you considering specialized ministry?
What About Chaplaincy? will help you to explore ministry outside of a congregational setting, including many
types of ministry and issues of call, fit, and other perspectives.
you are called to specialized ministry…
The Called to Specialized Ministry? brochure will point you
to resources for further information.
is ecclesiastical endorsement?
not all- specialized ministry settings ask for “Ecclesiastical Endorsement” by
a minister’s denomination. There is a
distinction between Ministerial Standing and Ecclesiastical Endorsement. Ordination or the granting of ministerial
standing means that the person is deemed sufficiently prepared and equipped for
ordained ministry in, and on behalf of, the United Church of Christ.
endorsement is verification that the person is in good standing, has gained the
necessary qualifying experience (including at least one unit of Clinical
Pastoral Education and sometimes as much as 3 years of ministry experience), is
willing and capable of working collegially in a religiously and culturally
pluralistic setting without prejudice, understands that they are not to
evangelize in a specialized ministry setting, and has the maturity to represent
the United Church of Christ to the calling body organization.
Ecclesiastical Endorsement/Approval for Government Organizations covers
Military chaplains (including student chaplain candidates), hospital chaplains
for the Veterans Affairs, and prison chaplaincy for the Federal Board of
Ecclesiastical Endorsement for ProfessionalOrganizations covers all other
circumstances. Endorsement may be for a professional organization, a local
government, or for an employer.
Professional Organizations: APC, ACPE, AAPC, CPSP, etc.
Local endorsements (state, local,
regional): state prison, local fire
dept., city police dept., etc.
Employment: endorsement required by a retirement home,
hospice, medical center, etc.
Please note that not all employers require
More UCC Chaplains Needed
The United Church of Christ currently has 46 clergy serving as chaplains in the military services.
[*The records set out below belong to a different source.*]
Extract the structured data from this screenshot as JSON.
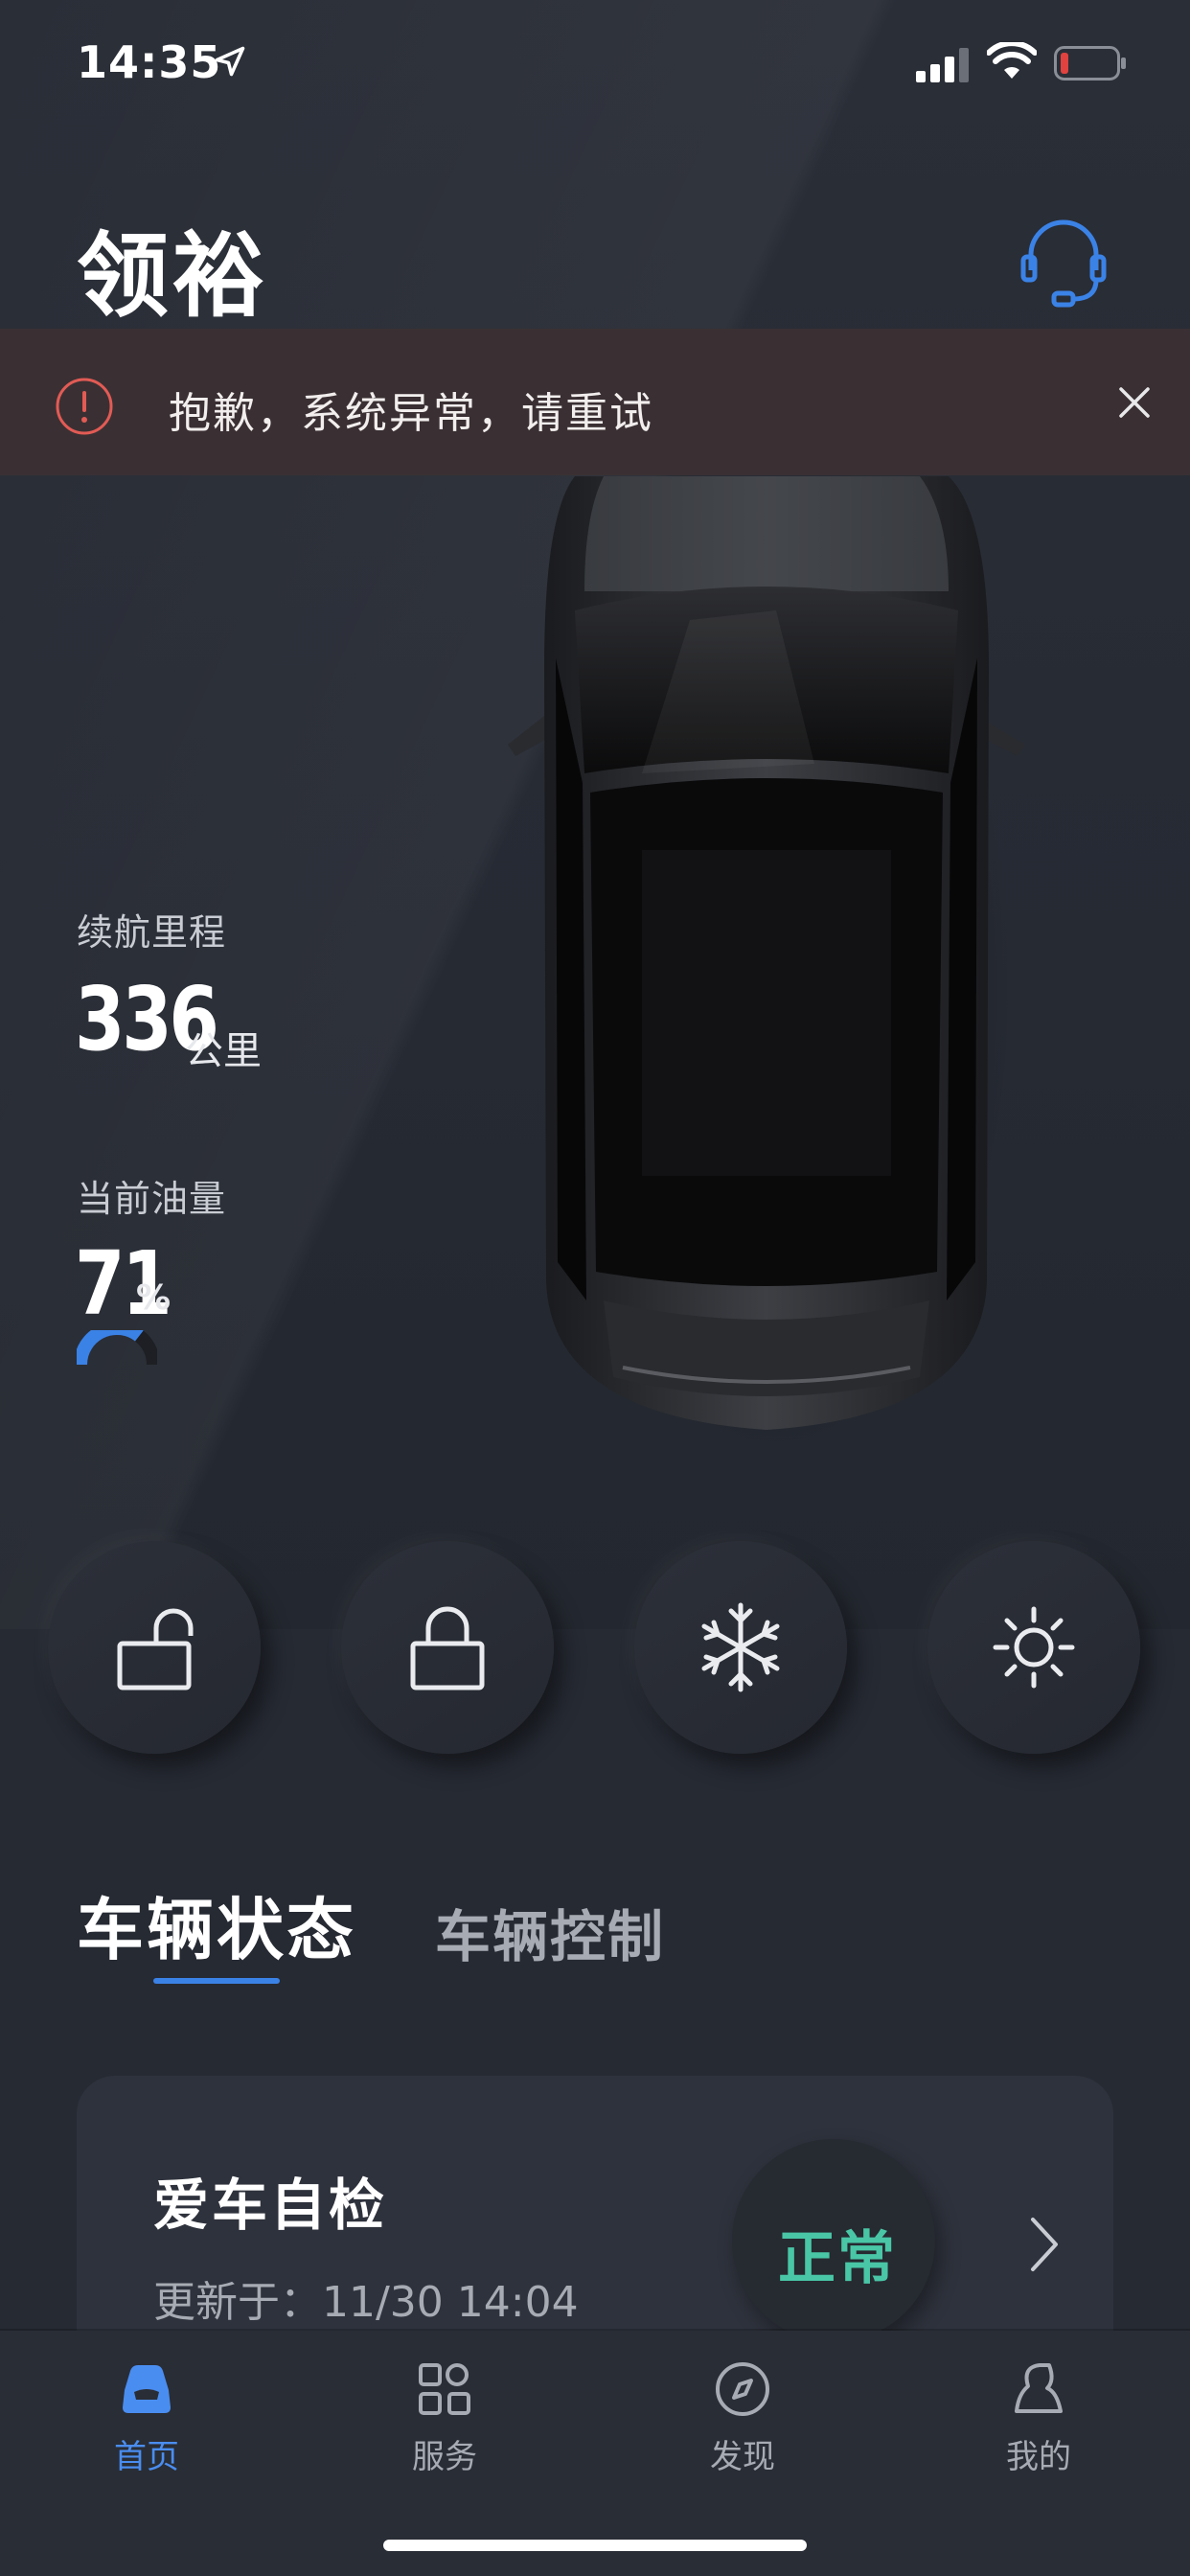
{
  "status_bar": {
    "time": "14:35",
    "location_icon": "location-arrow-icon",
    "signal_icon": "cellular-signal-icon",
    "wifi_icon": "wifi-icon",
    "battery_icon": "battery-low-icon",
    "battery_color": "#e0423f"
  },
  "header": {
    "title": "领裕",
    "support_icon": "headset-icon",
    "accent": "#3b82e6"
  },
  "alert": {
    "message": "抱歉，系统异常，请重试",
    "icon": "alert-circle-icon",
    "icon_color": "#e25b55",
    "close_icon": "close-icon"
  },
  "vehicle": {
    "range_label": "续航里程",
    "range_value": "336",
    "range_unit": "公里",
    "fuel_label": "当前油量",
    "fuel_value": "71",
    "fuel_unit": "%",
    "fuel_level": 0.71
  },
  "controls": [
    {
      "name": "unlock",
      "icon": "unlock-icon"
    },
    {
      "name": "lock",
      "icon": "lock-icon"
    },
    {
      "name": "ac",
      "icon": "snowflake-icon"
    },
    {
      "name": "heat",
      "icon": "sun-icon"
    }
  ],
  "tabs": [
    {
      "label": "车辆状态",
      "active": true
    },
    {
      "label": "车辆控制",
      "active": false
    }
  ],
  "status_card": {
    "title": "爱车自检",
    "updated": "更新于：11/30 14:04",
    "status": "正常",
    "status_color": "#49c6a6"
  },
  "bottom_nav": [
    {
      "label": "首页",
      "icon": "car-home-icon",
      "active": true
    },
    {
      "label": "服务",
      "icon": "grid-icon",
      "active": false
    },
    {
      "label": "发现",
      "icon": "compass-icon",
      "active": false
    },
    {
      "label": "我的",
      "icon": "user-icon",
      "active": false
    }
  ]
}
A generation ago, we had three times that many. The decrease can be attributed to a number of factors, including the denomination’s stance as a Just Peace church, fewer seminarians and clergy who can meet the age and physical requirements and, in the past, the military’s “Don’t Ask, Don’t Tell” policy.
Other mainline Protestant denominations have experienced a similar decline in the number of chaplains provided to the military and other government agencies. This has led to a void that more conservative denominations have been ready and able to fill. This influence has not been benign. Women, gays and lesbians, persons from liberal or non-Christian backgrounds, and others have been negatively affected. And our national interests have also been jeopardized.
Recently there has been renewed interest in chaplaincy by UCC clergy and seminarians. If you or someone you know may be willing to consider a call to chaplaincy, please get in touch with the Minister for Government and Professional Chaplaincies in Parish Life and Leadership. Call (216) 736-3850 for more information.
For the good of service members and their families and for the good of our country, we need to ensure that our chaplains will continue to be there to serve them.